4. Edge: The Edge browser is a new web browser that is designed to bring Microsoft’s Edge platform to the forefront. Microsoft has been working on Edge for years, but with the brand new version of the browser, it hopes to attract more users to its stable of products. The Edge browser is available for Windows 10 devices, including PCs and tablets. It also supports Android and iOS devices. The Edge browser will run in Windows 10’s “Metro” mode or in a full-screen window, depending on user preference.
5. Safari: The Safari browser is a web browser developed by Apple Inc. It was first released in January 2003 as part of Mac OS X v10.0, and is currently available for use on the macOS operating system. The Safari browser uses the WebKit layout engine, which was originally developed for use with technologies such as HTML 4 and CSS 1 before being standardized by W3C in 2010. Safari supports standards-compliant web content, including web pages that are valid according to W3C standards (HTML 4.01 Transitional), XHTML 1.0 Transitional and HTML5. As of 2017, it has been used by more than 2 billion monthly active users.
6. Chrome: Chrome is the most popular browser in the world. It is a web browser developed by Google and distributed as part of the Chrome ecosystem. Chrome was first released for Microsoft Windows on September 5, 2008 and later ported to OS X, Linux, and Android. The browser uses the Blink layout engine, which implements a new interface layer designed to encourage web developers to build sites that look similar across different platforms using differing web browsers.

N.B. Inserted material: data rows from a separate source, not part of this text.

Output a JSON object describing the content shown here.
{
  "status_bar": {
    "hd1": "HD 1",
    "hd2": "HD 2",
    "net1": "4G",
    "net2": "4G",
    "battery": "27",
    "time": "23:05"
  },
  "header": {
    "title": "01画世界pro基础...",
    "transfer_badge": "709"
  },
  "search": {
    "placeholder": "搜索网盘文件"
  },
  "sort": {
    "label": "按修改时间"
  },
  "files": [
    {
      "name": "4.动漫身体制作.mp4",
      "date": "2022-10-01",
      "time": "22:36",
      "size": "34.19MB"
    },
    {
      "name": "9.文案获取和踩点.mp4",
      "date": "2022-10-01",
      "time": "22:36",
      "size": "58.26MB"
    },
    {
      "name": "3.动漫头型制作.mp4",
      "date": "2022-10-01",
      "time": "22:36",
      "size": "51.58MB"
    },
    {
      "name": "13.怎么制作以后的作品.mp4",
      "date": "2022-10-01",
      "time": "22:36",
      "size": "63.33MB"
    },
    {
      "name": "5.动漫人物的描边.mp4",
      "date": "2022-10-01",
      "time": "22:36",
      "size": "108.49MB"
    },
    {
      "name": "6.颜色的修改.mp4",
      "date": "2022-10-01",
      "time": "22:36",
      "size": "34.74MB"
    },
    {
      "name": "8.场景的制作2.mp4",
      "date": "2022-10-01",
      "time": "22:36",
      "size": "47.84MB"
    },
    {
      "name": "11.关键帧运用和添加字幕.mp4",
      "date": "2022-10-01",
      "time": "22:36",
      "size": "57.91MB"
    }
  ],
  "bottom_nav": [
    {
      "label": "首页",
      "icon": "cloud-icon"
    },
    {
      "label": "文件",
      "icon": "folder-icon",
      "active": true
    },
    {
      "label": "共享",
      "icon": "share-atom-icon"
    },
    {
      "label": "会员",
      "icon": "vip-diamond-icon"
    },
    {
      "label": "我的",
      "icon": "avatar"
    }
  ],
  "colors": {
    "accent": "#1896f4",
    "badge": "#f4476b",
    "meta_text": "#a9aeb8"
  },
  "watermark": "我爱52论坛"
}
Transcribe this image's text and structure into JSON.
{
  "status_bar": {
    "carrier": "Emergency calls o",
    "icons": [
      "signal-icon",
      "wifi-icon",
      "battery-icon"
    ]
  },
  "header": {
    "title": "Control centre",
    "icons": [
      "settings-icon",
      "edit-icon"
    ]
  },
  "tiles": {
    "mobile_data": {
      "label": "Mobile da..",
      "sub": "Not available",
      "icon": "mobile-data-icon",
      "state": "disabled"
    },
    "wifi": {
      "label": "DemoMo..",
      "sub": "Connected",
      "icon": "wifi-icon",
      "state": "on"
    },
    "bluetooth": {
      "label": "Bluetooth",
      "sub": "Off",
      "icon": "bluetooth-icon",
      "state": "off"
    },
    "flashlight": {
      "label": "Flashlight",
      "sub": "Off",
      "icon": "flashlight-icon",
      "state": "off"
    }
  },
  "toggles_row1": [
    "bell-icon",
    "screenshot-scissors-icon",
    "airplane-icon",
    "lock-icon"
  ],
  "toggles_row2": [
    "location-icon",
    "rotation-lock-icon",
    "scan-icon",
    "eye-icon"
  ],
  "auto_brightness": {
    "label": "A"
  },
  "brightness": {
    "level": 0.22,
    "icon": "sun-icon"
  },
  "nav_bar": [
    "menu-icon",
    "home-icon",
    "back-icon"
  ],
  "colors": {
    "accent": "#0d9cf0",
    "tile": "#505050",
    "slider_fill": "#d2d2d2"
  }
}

Chrome has been strongly criticized for being insecure by default, being non-free software, and failing to respect user privacy. Chrome has been praised for its extensibility, allowing it to be extended with third-party extensions, themes and plugins. It also supports plug-ins such as Adobe Flash Player, Java and audio/video streaming services like YouTube and Netflix. Google Chrome is available free of charge for Windows XP through Windows 8.